REQUIRED WORK
One exact copy of the listing, minus the images, is the required answer.

EXCERPTED RECORDS

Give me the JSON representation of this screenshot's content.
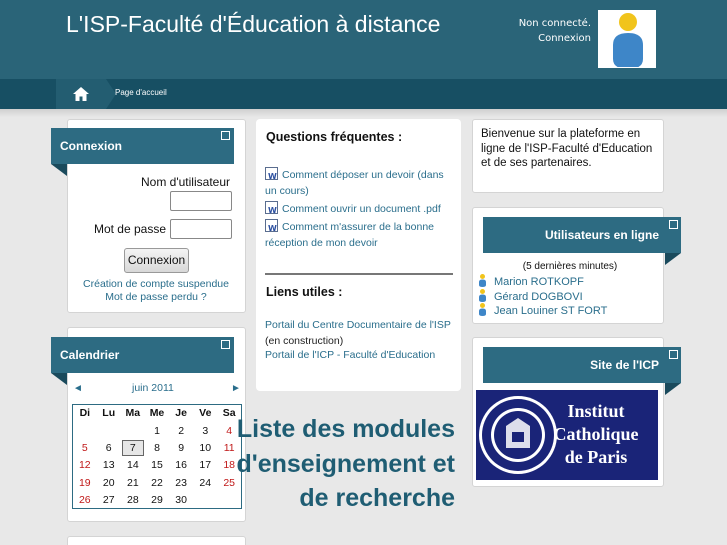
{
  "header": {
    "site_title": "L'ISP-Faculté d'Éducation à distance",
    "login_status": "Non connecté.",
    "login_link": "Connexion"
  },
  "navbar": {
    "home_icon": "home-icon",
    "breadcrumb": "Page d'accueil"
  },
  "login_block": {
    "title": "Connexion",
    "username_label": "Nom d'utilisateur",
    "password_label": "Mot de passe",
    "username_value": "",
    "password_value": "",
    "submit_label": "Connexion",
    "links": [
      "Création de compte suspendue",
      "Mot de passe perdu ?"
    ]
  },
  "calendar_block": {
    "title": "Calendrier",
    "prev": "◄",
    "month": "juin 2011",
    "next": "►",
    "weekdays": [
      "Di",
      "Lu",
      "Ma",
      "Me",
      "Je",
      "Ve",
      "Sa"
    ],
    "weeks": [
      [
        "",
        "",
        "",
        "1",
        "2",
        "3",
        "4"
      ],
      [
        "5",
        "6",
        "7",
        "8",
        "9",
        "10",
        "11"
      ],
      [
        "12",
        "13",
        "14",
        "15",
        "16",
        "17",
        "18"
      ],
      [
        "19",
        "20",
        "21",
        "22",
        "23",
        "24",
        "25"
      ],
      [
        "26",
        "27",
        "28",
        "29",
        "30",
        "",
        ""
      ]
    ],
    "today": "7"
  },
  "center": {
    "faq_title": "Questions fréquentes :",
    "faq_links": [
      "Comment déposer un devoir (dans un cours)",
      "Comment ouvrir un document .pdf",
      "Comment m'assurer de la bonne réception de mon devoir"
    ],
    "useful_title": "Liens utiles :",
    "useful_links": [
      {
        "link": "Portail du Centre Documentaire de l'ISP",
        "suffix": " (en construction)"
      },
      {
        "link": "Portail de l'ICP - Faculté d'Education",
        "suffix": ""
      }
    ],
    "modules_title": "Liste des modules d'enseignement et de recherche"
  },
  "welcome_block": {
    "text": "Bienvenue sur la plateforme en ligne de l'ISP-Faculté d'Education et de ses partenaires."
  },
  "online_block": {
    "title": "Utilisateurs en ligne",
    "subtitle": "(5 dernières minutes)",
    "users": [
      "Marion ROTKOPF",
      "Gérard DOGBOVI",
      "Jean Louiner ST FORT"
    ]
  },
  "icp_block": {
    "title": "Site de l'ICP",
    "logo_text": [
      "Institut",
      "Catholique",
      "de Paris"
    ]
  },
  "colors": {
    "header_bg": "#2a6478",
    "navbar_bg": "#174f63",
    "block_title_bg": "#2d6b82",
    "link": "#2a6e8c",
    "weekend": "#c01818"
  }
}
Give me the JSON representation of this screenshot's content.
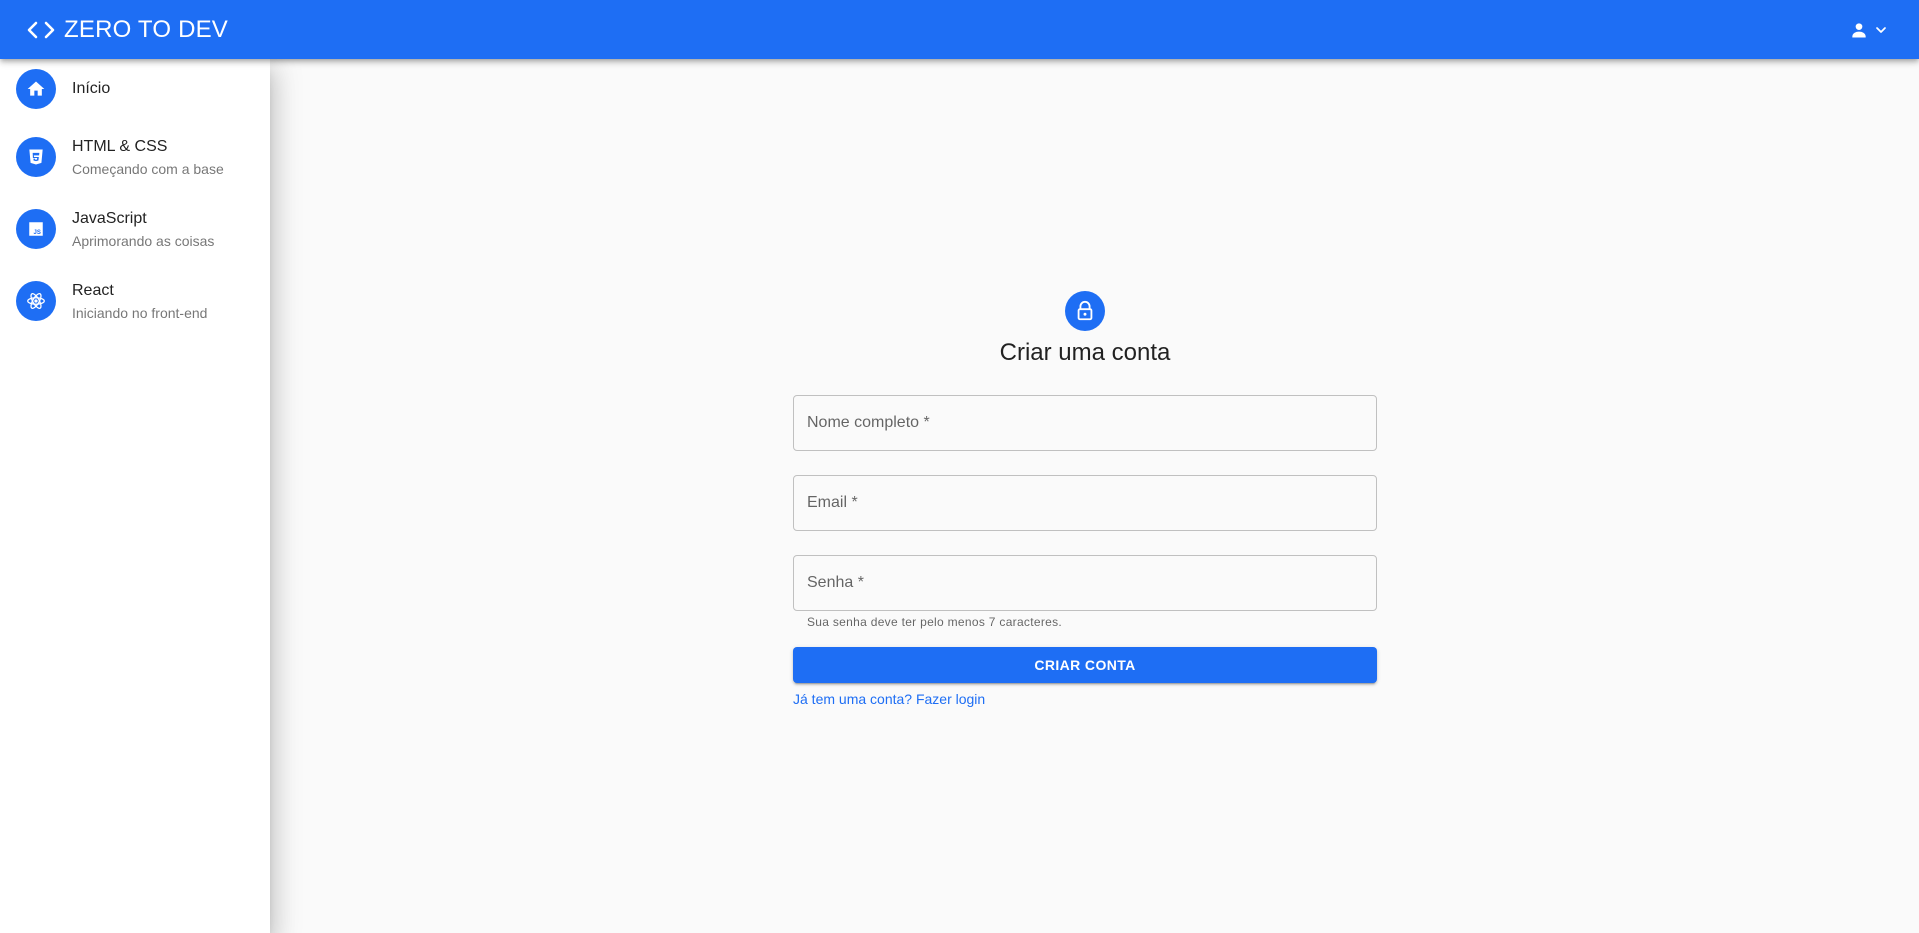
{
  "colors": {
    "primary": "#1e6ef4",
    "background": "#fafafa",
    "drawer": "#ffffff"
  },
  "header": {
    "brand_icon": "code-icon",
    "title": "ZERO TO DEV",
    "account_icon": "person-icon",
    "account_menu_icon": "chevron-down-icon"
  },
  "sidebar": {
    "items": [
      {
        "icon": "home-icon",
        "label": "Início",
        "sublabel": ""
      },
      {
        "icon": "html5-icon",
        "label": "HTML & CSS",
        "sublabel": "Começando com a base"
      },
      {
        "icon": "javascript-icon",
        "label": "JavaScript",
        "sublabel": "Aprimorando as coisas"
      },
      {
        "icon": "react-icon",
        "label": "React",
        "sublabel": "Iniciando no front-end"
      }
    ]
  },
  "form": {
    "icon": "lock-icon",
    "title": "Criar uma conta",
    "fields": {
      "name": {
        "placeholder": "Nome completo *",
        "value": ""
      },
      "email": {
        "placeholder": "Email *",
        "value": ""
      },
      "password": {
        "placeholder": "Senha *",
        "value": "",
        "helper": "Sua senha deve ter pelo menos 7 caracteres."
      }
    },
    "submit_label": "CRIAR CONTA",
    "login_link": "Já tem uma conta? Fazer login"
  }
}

RESULT OF THIS TASK
Give me the JSON representation of this screenshot's content.
{
  "header": {
    "site_title": "L'ISP-Faculté d'Éducation à distance",
    "login_status": "Non connecté.",
    "login_link": "Connexion"
  },
  "navbar": {
    "home_icon": "home-icon",
    "breadcrumb": "Page d'accueil"
  },
  "login_block": {
    "title": "Connexion",
    "username_label": "Nom d'utilisateur",
    "password_label": "Mot de passe",
    "username_value": "",
    "password_value": "",
    "submit_label": "Connexion",
    "links": [
      "Création de compte suspendue",
      "Mot de passe perdu ?"
    ]
  },
  "calendar_block": {
    "title": "Calendrier",
    "prev": "◄",
    "month": "juin 2011",
    "next": "►",
    "weekdays": [
      "Di",
      "Lu",
      "Ma",
      "Me",
      "Je",
      "Ve",
      "Sa"
    ],
    "weeks": [
      [
        "",
        "",
        "",
        "1",
        "2",
        "3",
        "4"
      ],
      [
        "5",
        "6",
        "7",
        "8",
        "9",
        "10",
        "11"
      ],
      [
        "12",
        "13",
        "14",
        "15",
        "16",
        "17",
        "18"
      ],
      [
        "19",
        "20",
        "21",
        "22",
        "23",
        "24",
        "25"
      ],
      [
        "26",
        "27",
        "28",
        "29",
        "30",
        "",
        ""
      ]
    ],
    "today": "7"
  },
  "center": {
    "faq_title": "Questions fréquentes :",
    "faq_links": [
      "Comment déposer un devoir (dans un cours)",
      "Comment ouvrir un document .pdf",
      "Comment m'assurer de la bonne réception de mon devoir"
    ],
    "useful_title": "Liens utiles :",
    "useful_links": [
      {
        "link": "Portail du Centre Documentaire de l'ISP",
        "suffix": " (en construction)"
      },
      {
        "link": "Portail de l'ICP - Faculté d'Education",
        "suffix": ""
      }
    ],
    "modules_title": "Liste des modules d'enseignement et de recherche"
  },
  "welcome_block": {
    "text": "Bienvenue sur la plateforme en ligne de l'ISP-Faculté d'Education et de ses partenaires."
  },
  "online_block": {
    "title": "Utilisateurs en ligne",
    "subtitle": "(5 dernières minutes)",
    "users": [
      "Marion ROTKOPF",
      "Gérard DOGBOVI",
      "Jean Louiner ST FORT"
    ]
  },
  "icp_block": {
    "title": "Site de l'ICP",
    "logo_text": [
      "Institut",
      "Catholique",
      "de Paris"
    ]
  },
  "colors": {
    "header_bg": "#2a6478",
    "navbar_bg": "#174f63",
    "block_title_bg": "#2d6b82",
    "link": "#2a6e8c",
    "weekend": "#c01818"
  }
}
Give me the JSON representation of this screenshot's content.
{
  "colors": {
    "primary": "#1e6ef4",
    "background": "#fafafa",
    "drawer": "#ffffff"
  },
  "header": {
    "brand_icon": "code-icon",
    "title": "ZERO TO DEV",
    "account_icon": "person-icon",
    "account_menu_icon": "chevron-down-icon"
  },
  "sidebar": {
    "items": [
      {
        "icon": "home-icon",
        "label": "Início",
        "sublabel": ""
      },
      {
        "icon": "html5-icon",
        "label": "HTML & CSS",
        "sublabel": "Começando com a base"
      },
      {
        "icon": "javascript-icon",
        "label": "JavaScript",
        "sublabel": "Aprimorando as coisas"
      },
      {
        "icon": "react-icon",
        "label": "React",
        "sublabel": "Iniciando no front-end"
      }
    ]
  },
  "form": {
    "icon": "lock-icon",
    "title": "Criar uma conta",
    "fields": {
      "name": {
        "placeholder": "Nome completo *",
        "value": ""
      },
      "email": {
        "placeholder": "Email *",
        "value": ""
      },
      "password": {
        "placeholder": "Senha *",
        "value": "",
        "helper": "Sua senha deve ter pelo menos 7 caracteres."
      }
    },
    "submit_label": "CRIAR CONTA",
    "login_link": "Já tem uma conta? Fazer login"
  }
}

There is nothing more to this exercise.